What happens after you order:
This is a downloadable PDF Pattern with full instructions, so there’s no waiting, and no shipping costs. You can start on your project right away.
Be sure to download your pattern directly to your computer or device, so you can access it again later.
How to make the jackrabbit:
- Print the pattern on card stock.
- Cut out the pieces and tape them together.
- Add a few bits of crumpled foil to give him a nice nose, more softly rounded cheeks, and eyelids. (The pattern shows you exactly how to do each step.)
- Add one layer of paper mache to your larger-than-life jackrabbit wall sculpture.
- Paint it, and you’re done.
To make it even easier, you can use my paper mache clay recipe instead of paper strips and paste. You can find the recipe in the Art Library on this site.
Note: The pieces on this particular pattern are quite small, so you’ll need patience to put your jackrabbit together. When you’re done you’ll have a realistic sculpture you can mount directly on the wall, as shown above, or you can attach him to a wooden plaque for that ‘faux trophy mount’ look.
I used newsprint for the spotted fur on the jackrabbit shown above, but you can use acrylic paint, instead. Clear fingernail polish will make his eyes bright and shiny.
Watch the video below to see how easy it is to use this pattern:
To make this paper mache sculpture you will need:
- 110# card stock (you can find it in the office supply department at WalMart)
- A printer
- Clear plastic tape (like Scotch tape) or Peel N’ Stick Clear Laminate Adhesive Shelf Liner*
- 1 1/2” Styrofoam balls for the eyes
- Glue gun, to attach the eyes
- Masking tape (both narrow and wide)
- Aluminum foil, shredded paper or foam packing peanuts for stuffing inside the pattern to support it.
- Paper Mache (use paper strips and paste, or paper mache clay. Recipes can be found in the Paper Mache Art Library.
- Acrylic Paint and Acrylic Medium
- Matte acrylic varnish
*You can find clear shelf liner this in the housewares department of Walmart, or order it online. Or just use plastic tape. It’s to keep the card stock from getting wet when you add paper mache.
Do you have a question or need help with your pattern?
I love questions!
There are two ways to contact me:
The fastest way to get an answer is to leave a comment on this page. I read all comments and answer them as soon as I can, usually within a few hours. Some of my readers might also chime in to help – we have a very supportive community here on this site.
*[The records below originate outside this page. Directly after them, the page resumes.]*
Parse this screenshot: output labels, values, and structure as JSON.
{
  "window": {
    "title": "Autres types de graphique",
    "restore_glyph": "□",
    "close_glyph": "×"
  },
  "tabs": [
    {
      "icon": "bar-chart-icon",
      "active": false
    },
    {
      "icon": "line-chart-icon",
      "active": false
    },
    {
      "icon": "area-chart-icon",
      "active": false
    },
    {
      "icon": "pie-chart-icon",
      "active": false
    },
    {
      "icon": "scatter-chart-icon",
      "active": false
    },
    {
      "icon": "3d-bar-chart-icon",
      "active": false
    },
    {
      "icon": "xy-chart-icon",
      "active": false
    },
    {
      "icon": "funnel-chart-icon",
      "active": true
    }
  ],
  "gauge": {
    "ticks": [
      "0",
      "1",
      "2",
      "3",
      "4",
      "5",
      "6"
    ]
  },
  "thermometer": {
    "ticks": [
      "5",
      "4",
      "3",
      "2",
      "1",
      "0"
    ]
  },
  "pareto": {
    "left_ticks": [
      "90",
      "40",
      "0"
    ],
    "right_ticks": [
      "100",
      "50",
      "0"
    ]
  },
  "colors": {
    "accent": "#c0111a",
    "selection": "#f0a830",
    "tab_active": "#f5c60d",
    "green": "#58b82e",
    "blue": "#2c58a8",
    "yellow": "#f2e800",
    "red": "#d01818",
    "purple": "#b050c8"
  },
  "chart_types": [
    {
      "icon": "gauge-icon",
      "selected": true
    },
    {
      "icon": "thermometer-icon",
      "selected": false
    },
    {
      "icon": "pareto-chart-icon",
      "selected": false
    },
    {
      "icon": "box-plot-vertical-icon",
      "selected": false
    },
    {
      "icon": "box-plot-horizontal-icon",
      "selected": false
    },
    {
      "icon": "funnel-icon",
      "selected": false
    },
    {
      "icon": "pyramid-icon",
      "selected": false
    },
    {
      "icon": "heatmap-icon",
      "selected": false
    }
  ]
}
If you prefer to reach me privately, you can send me an email. I’ll try to respond as quickly as I can, but if you don’t hear back from me within 24 hours, assume the cyberspace gremlins ate your email and try again.